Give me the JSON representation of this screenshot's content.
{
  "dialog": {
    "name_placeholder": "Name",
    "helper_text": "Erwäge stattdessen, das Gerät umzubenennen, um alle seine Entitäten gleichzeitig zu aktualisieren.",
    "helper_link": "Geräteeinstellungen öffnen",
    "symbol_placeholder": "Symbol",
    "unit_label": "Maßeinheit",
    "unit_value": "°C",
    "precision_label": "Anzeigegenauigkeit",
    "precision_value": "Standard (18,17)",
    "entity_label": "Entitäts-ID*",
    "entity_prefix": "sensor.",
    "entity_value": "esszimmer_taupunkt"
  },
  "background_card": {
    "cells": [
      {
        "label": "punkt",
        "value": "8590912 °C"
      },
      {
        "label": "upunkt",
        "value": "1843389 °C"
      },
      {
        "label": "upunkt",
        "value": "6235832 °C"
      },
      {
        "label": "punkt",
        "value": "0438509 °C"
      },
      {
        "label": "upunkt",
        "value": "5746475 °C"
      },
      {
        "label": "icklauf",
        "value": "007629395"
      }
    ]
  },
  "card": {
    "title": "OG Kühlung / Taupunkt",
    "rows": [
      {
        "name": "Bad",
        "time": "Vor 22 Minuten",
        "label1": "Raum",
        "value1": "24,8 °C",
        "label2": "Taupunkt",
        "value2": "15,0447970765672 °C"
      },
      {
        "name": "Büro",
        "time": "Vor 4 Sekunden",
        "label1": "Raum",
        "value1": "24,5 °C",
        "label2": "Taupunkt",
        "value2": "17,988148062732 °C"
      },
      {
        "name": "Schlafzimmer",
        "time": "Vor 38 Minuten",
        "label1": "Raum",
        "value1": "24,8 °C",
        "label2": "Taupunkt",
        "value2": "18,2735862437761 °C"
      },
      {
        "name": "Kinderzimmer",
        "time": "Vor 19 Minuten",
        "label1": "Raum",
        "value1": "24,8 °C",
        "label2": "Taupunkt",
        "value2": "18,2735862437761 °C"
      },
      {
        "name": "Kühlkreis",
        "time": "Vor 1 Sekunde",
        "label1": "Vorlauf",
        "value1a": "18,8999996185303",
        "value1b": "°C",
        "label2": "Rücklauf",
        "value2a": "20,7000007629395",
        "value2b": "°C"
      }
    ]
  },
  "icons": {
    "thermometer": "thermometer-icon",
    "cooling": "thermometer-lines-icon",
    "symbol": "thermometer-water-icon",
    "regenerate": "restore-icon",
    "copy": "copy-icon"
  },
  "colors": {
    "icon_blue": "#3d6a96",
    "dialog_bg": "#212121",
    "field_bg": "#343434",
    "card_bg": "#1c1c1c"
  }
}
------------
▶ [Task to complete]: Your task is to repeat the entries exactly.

▶ [Answer to this problem]:
Give me the JSON representation of this screenshot's content.
{
  "dialog": {
    "name_placeholder": "Name",
    "helper_text": "Erwäge stattdessen, das Gerät umzubenennen, um alle seine Entitäten gleichzeitig zu aktualisieren.",
    "helper_link": "Geräteeinstellungen öffnen",
    "symbol_placeholder": "Symbol",
    "unit_label": "Maßeinheit",
    "unit_value": "°C",
    "precision_label": "Anzeigegenauigkeit",
    "precision_value": "Standard (18,17)",
    "entity_label": "Entitäts-ID*",
    "entity_prefix": "sensor.",
    "entity_value": "esszimmer_taupunkt"
  },
  "background_card": {
    "cells": [
      {
        "label": "punkt",
        "value": "8590912 °C"
      },
      {
        "label": "upunkt",
        "value": "1843389 °C"
      },
      {
        "label": "upunkt",
        "value": "6235832 °C"
      },
      {
        "label": "punkt",
        "value": "0438509 °C"
      },
      {
        "label": "upunkt",
        "value": "5746475 °C"
      },
      {
        "label": "icklauf",
        "value": "007629395"
      }
    ]
  },
  "card": {
    "title": "OG Kühlung / Taupunkt",
    "rows": [
      {
        "name": "Bad",
        "time": "Vor 22 Minuten",
        "label1": "Raum",
        "value1": "24,8 °C",
        "label2": "Taupunkt",
        "value2": "15,0447970765672 °C"
      },
      {
        "name": "Büro",
        "time": "Vor 4 Sekunden",
        "label1": "Raum",
        "value1": "24,5 °C",
        "label2": "Taupunkt",
        "value2": "17,988148062732 °C"
      },
      {
        "name": "Schlafzimmer",
        "time": "Vor 38 Minuten",
        "label1": "Raum",
        "value1": "24,8 °C",
        "label2": "Taupunkt",
        "value2": "18,2735862437761 °C"
      },
      {
        "name": "Kinderzimmer",
        "time": "Vor 19 Minuten",
        "label1": "Raum",
        "value1": "24,8 °C",
        "label2": "Taupunkt",
        "value2": "18,2735862437761 °C"
      },
      {
        "name": "Kühlkreis",
        "time": "Vor 1 Sekunde",
        "label1": "Vorlauf",
        "value1a": "18,8999996185303",
        "value1b": "°C",
        "label2": "Rücklauf",
        "value2a": "20,7000007629395",
        "value2b": "°C"
      }
    ]
  },
  "icons": {
    "thermometer": "thermometer-icon",
    "cooling": "thermometer-lines-icon",
    "symbol": "thermometer-water-icon",
    "regenerate": "restore-icon",
    "copy": "copy-icon"
  },
  "colors": {
    "icon_blue": "#3d6a96",
    "dialog_bg": "#212121",
    "field_bg": "#343434",
    "card_bg": "#1c1c1c"
  }
}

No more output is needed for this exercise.